I’ve just been away to East Yorkshire with friends and spent time walking along the coast and driving across the spacious, sparsely populated Yorkshire Wolds. Came back to the task of writing up my work over the past 6 months for submission for my MA so my head is full of questions:
- What is it I’m doing?
- What is the thread which brings together all the different things I am interested in and make as my art practice?
- Does it HAVE to be coherent?
- Is it coherent at a sub-conscious level, emerging in the practice as I mine the process for meaning?
I also came back to a message from the Landscape & Arts Network (LAN) containing an inspiring account and video of their recent AGM and national gathering http://youtu.be/6j7QVxpviOw.
So… perhaps there are some links to be made, between my experience of being in the East Yorkshire landscape, the questions in my head, and the glimpse, from the video, of what other artists are thinking about the role of art in these times of tension and challenge for the environment. We sometimes talk as if we forget that, although human activities are becoming ever more destructive, the environment will survive, however changed. It is us, the people who live in troubled relationship with the ‘natural’ world, whose future is in doubt, along with many other living things. So that makes some sense of my other key interest- in relationships between people and place (also explored brilliantly by Gregory Bateson, see http://cdm16621.contentdm.oclc.org/cdm/singleitem/collection/p16621coll1/id/999/rec/3).
I read the opening chapter of Doreen Massey’s book, For Space, last evening and was reminded about her proposal that space/place has the potential to redefine our perception of the world, enriching our experience by inviting us to ‘see’ more of what has ‘taken place’ (interesting expression in this context) there, and who or what have been the players in the dramas or the ‘music’ which have created it and sustain its dynamic flow.
In terms of my practice then… How it works at the moment is that I need to take time to be in a place (recent examples include: Low Newton on the Northumberland coast; the Leeds-Liverpool canal in Armley: Sunny Bank Mills in Farsley; and what remains of Jewish Warsaw), so as to notice and delve into the stories contained. I then try to record what I see, using photography, liquid light on found objects, rubbings, drawing, paper-casting of surfaces, cyanotype, working with maps and map fabric, and kinetic ‘traces’ of movement in the landscape (using chalk pastels in paper-lined cylinders). A key question for me is to link this activity with another aspect of practice, from my working life, which is working with people, on conversation, change, and ‘harvesting’ thoughts and words.

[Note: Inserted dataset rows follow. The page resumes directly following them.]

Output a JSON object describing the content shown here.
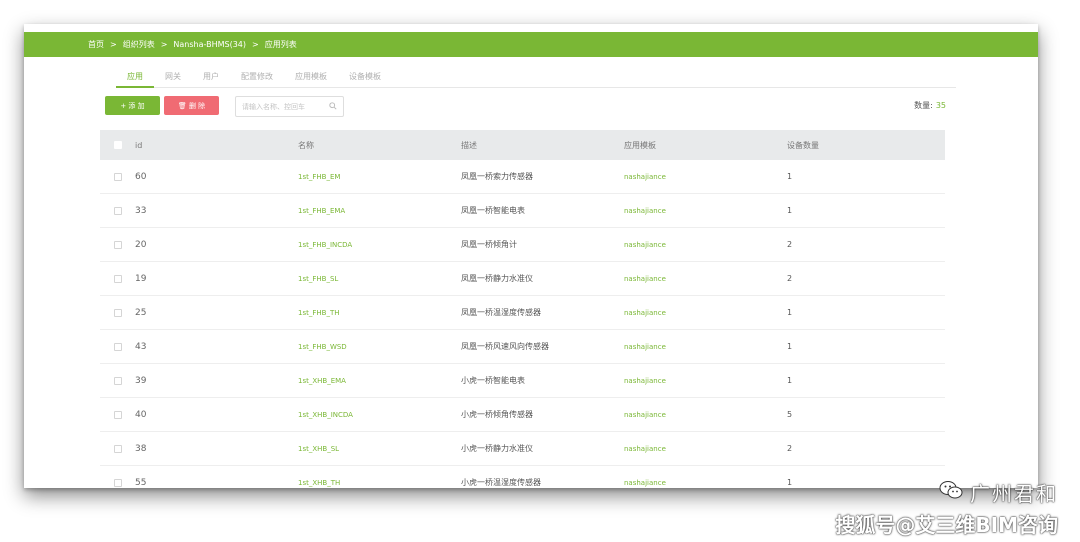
{
  "breadcrumb": [
    "首页",
    "组织列表",
    "Nansha-BHMS(34)",
    "应用列表"
  ],
  "breadcrumb_sep": ">",
  "tabs": [
    {
      "label": "应用",
      "active": true
    },
    {
      "label": "网关",
      "active": false
    },
    {
      "label": "用户",
      "active": false
    },
    {
      "label": "配置修改",
      "active": false
    },
    {
      "label": "应用模板",
      "active": false
    },
    {
      "label": "设备模板",
      "active": false
    }
  ],
  "toolbar": {
    "add_label": "+ 添 加",
    "delete_label": "🗑 删 除",
    "search_placeholder": "请输入名称、控回车",
    "count_label": "数量:",
    "count_value": "35"
  },
  "table": {
    "columns": [
      "id",
      "名称",
      "描述",
      "应用模板",
      "设备数量"
    ],
    "rows": [
      {
        "id": "60",
        "name": "1st_FHB_EM",
        "desc": "凤凰一桥索力传感器",
        "tpl": "nashajiance",
        "dev": "1"
      },
      {
        "id": "33",
        "name": "1st_FHB_EMA",
        "desc": "凤凰一桥智能电表",
        "tpl": "nashajiance",
        "dev": "1"
      },
      {
        "id": "20",
        "name": "1st_FHB_INCDA",
        "desc": "凤凰一桥倾角计",
        "tpl": "nashajiance",
        "dev": "2"
      },
      {
        "id": "19",
        "name": "1st_FHB_SL",
        "desc": "凤凰一桥静力水准仪",
        "tpl": "nashajiance",
        "dev": "2"
      },
      {
        "id": "25",
        "name": "1st_FHB_TH",
        "desc": "凤凰一桥温湿度传感器",
        "tpl": "nashajiance",
        "dev": "1"
      },
      {
        "id": "43",
        "name": "1st_FHB_WSD",
        "desc": "凤凰一桥风速风向传感器",
        "tpl": "nashajiance",
        "dev": "1"
      },
      {
        "id": "39",
        "name": "1st_XHB_EMA",
        "desc": "小虎一桥智能电表",
        "tpl": "nashajiance",
        "dev": "1"
      },
      {
        "id": "40",
        "name": "1st_XHB_INCDA",
        "desc": "小虎一桥倾角传感器",
        "tpl": "nashajiance",
        "dev": "5"
      },
      {
        "id": "38",
        "name": "1st_XHB_SL",
        "desc": "小虎一桥静力水准仪",
        "tpl": "nashajiance",
        "dev": "2"
      },
      {
        "id": "55",
        "name": "1st_XHB_TH",
        "desc": "小虎一桥温湿度传感器",
        "tpl": "nashajiance",
        "dev": "1"
      }
    ]
  },
  "watermark": {
    "line1": "广州君和",
    "line2": "搜狐号@艾三维BIM咨询"
  },
  "colors": {
    "accent": "#7ab735",
    "danger": "#f06b73",
    "header_bg": "#e8eaeb"
  },
  "icons": {
    "search": "search-icon",
    "delete": "trash-icon",
    "wechat": "wechat-icon"
  }
}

The Landscape & Arts Network information provided examples of how to link these two elements, for example, by engaging a range of people who study, live in and are the custodians of landscape (including those whose voices are less often heard, such as farmers) in conversation. My tutor, Garry Barker, is helping me link the place and people aspects, noting my interest in social practice and suggesting ways to ‘curate’ conversations based on the ‘mosaic’ of different people’s understanding of place.
So maybe I am getting somewhere??
2 thoughts on “Trying to connect and cohere”
Thoughtful and beautifully written. Especially liked the remark about things ‘taking place’ and the importance of ‘being’ and ‘noticing’ I recently wrote a little piece and the Lakeland fells as familiar friends – nurturing, protecting and challenging me. Perhaps I’ll send it.
Thanks Ali. Yes please – send it.